Occidental College and the University of Southern California have disclosed that they underreported the number of sex-assault complaints they had received in recent years, the Los Angeles Times reported.
The institutions are part of a group of colleges that students and activists have criticized for allegedly mishandling reports of sexual assaults. Occidental and USC are under investigation for alleged violations of Title IX of the Education Amendments of 1972, the federal law that bars sex discrimination at institutions receiving federal funds. Occidental also faces an investigation under the Clery Act, the federal law on campus-crime reporting.
The newspaper reported that USC officials had not reported 13 accounts of sexual assaults to federal officials in 2010 and 2011. Occidental acknowledged that it had failed to include two dozen reports during the same period.
An Occidental spokesman told the Times that the underreporting had been a mistake. He said the college had been basing its reports on too large a geographic area, and had made that area smaller to better comply with federal rules.

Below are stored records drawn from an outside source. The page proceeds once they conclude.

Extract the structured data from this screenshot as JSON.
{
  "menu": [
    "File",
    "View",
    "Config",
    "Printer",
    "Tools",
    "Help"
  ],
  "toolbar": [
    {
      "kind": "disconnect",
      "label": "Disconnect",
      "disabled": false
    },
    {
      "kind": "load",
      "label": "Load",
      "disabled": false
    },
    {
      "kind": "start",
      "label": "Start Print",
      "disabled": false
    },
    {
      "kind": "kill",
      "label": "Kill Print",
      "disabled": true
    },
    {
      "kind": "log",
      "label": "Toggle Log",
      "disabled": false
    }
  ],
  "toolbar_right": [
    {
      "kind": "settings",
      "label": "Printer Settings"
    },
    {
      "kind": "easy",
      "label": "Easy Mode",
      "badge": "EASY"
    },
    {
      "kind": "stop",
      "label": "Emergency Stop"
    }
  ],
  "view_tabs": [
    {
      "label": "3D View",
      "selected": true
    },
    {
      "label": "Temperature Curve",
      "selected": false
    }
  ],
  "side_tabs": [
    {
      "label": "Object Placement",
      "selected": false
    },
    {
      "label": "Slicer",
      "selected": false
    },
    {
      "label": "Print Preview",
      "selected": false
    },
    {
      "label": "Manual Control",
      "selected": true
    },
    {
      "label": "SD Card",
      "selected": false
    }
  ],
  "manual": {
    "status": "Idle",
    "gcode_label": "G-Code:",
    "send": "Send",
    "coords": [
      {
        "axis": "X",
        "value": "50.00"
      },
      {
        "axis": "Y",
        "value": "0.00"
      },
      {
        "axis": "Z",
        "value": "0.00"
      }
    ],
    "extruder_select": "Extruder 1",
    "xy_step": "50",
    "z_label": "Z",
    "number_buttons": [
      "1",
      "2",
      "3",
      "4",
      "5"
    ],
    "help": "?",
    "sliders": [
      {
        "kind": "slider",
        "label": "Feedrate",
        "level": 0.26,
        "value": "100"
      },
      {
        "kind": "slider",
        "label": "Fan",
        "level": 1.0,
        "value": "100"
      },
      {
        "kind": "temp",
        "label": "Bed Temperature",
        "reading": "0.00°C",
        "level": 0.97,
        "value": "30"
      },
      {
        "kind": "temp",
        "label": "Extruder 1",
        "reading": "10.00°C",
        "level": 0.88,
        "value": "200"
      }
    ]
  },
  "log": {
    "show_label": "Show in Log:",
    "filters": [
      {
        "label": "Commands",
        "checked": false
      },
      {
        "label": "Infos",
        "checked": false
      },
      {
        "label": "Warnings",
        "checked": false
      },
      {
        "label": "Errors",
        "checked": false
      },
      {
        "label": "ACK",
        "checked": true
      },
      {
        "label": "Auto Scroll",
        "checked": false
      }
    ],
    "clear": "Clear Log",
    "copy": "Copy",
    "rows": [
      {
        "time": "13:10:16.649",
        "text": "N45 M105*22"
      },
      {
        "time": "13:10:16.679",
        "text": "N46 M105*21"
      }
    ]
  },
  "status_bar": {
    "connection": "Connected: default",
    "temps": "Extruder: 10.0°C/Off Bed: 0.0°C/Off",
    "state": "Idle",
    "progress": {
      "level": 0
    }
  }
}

The problem occurred at USC because the administration had previously told students that crimes reported to its counseling center would be included in official statistics. But those reports were not disclosed, in what campus officials said was an effort to protect students’ confidentiality. The university will no longer list the counseling center as a source of crime statistics, and students who want their complaints included will have to inform designated campus-safety officials, according to the newspaper.Return to Top